[Page and application data records]
BEGIN

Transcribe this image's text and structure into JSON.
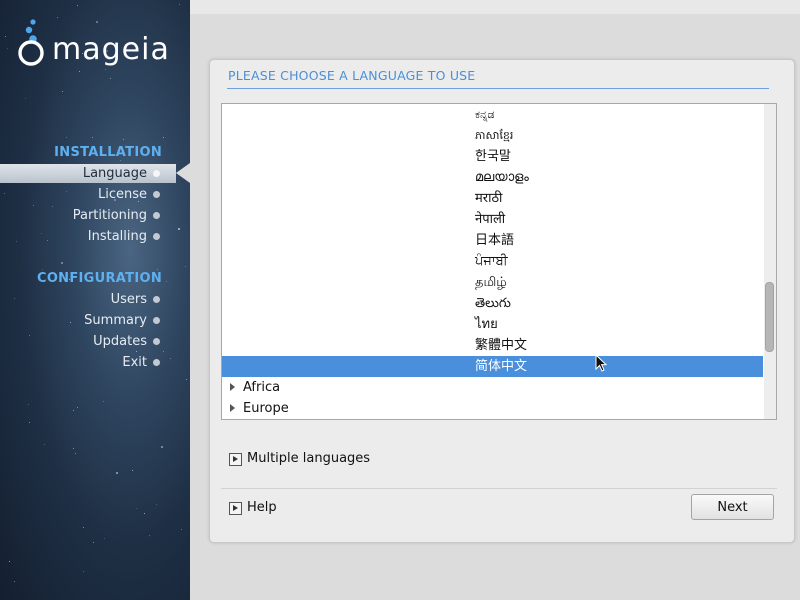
{
  "app": {
    "logo_text": "mageia"
  },
  "sidebar": {
    "sections": [
      {
        "title": "INSTALLATION",
        "steps": [
          {
            "label": "Language",
            "active": true
          },
          {
            "label": "License",
            "active": false
          },
          {
            "label": "Partitioning",
            "active": false
          },
          {
            "label": "Installing",
            "active": false
          }
        ]
      },
      {
        "title": "CONFIGURATION",
        "steps": [
          {
            "label": "Users",
            "active": false
          },
          {
            "label": "Summary",
            "active": false
          },
          {
            "label": "Updates",
            "active": false
          },
          {
            "label": "Exit",
            "active": false
          }
        ]
      }
    ]
  },
  "panel": {
    "title": "PLEASE CHOOSE A LANGUAGE TO USE",
    "languages": [
      "ಕನ್ನಡ",
      "ភាសាខ្មែរ",
      "한국말",
      "മലയാളം",
      "मराठी",
      "नेपाली",
      "日本語",
      "ਪੰਜਾਬੀ",
      "தமிழ்",
      "తెలుగు",
      "ไทย",
      "繁體中文",
      "简体中文"
    ],
    "selected_language": "简体中文",
    "groups": [
      "Africa",
      "Europe"
    ],
    "multiple_languages_label": "Multiple languages",
    "help_label": "Help",
    "next_label": "Next"
  },
  "colors": {
    "accent": "#4a8fdb",
    "section_title": "#5fb0f0",
    "panel_title": "#4a8fd8"
  }
}
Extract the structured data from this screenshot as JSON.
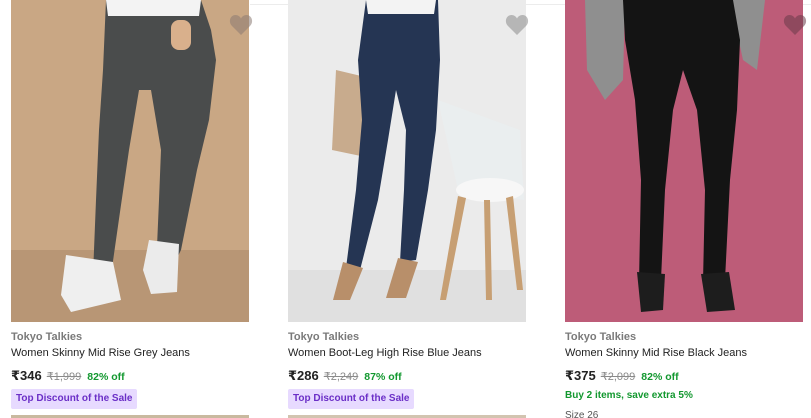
{
  "products": [
    {
      "brand": "Tokyo Talkies",
      "title": "Women Skinny Mid Rise Grey Jeans",
      "price": "₹346",
      "mrp": "₹1,999",
      "discount": "82% off",
      "badge": "Top Discount of the Sale",
      "image_bg": "#c9a784"
    },
    {
      "brand": "Tokyo Talkies",
      "title": "Women Boot-Leg High Rise Blue Jeans",
      "price": "₹286",
      "mrp": "₹2,249",
      "discount": "87% off",
      "badge": "Top Discount of the Sale",
      "image_bg": "#ebebeb"
    },
    {
      "brand": "Tokyo Talkies",
      "title": "Women Skinny Mid Rise Black Jeans",
      "price": "₹375",
      "mrp": "₹2,099",
      "discount": "82% off",
      "offer": "Buy 2 items, save extra 5%",
      "size": "Size 26",
      "image_bg": "#bd5c78"
    }
  ],
  "icons": {
    "wishlist": "heart-icon"
  },
  "colors": {
    "discount": "#12982f",
    "badge_bg": "#e7daff",
    "badge_text": "#6b2fc7"
  }
}
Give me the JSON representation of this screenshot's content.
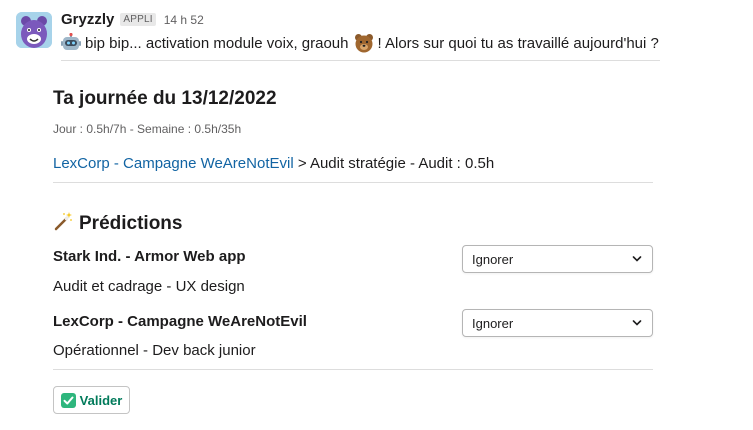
{
  "message": {
    "sender": "Gryzzly",
    "badge": "APPLI",
    "time": "14 h 52",
    "icon_robot": "robot-icon",
    "text_before": "bip bip... activation module voix, graouh",
    "icon_bear": "bear-icon",
    "text_after": "! Alors sur quoi tu as travaillé aujourd'hui ?"
  },
  "day": {
    "title": "Ta journée du 13/12/2022",
    "stats": "Jour : 0.5h/7h - Semaine : 0.5h/35h",
    "entry_link": "LexCorp - Campagne WeAreNotEvil",
    "entry_rest": " > Audit stratégie - Audit : 0.5h"
  },
  "predictions": {
    "icon": "magic-wand-icon",
    "title": "Prédictions",
    "items": [
      {
        "project": "Stark Ind. - Armor Web app",
        "task": "Audit et cadrage - UX design",
        "select_value": "Ignorer"
      },
      {
        "project": "LexCorp - Campagne WeAreNotEvil",
        "task": "Opérationnel - Dev back junior",
        "select_value": "Ignorer"
      }
    ]
  },
  "actions": {
    "submit_icon": "check-icon",
    "submit_label": "Valider"
  },
  "colors": {
    "link": "#1264a3",
    "submit_text": "#007a5a",
    "check_bg": "#2eb67d"
  }
}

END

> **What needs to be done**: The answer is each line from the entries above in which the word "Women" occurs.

> **Problem solution**:
      "title": "Women Skinny Mid Rise Grey Jeans",
      "title": "Women Boot-Leg High Rise Blue Jeans",
      "title": "Women Skinny Mid Rise Black Jeans",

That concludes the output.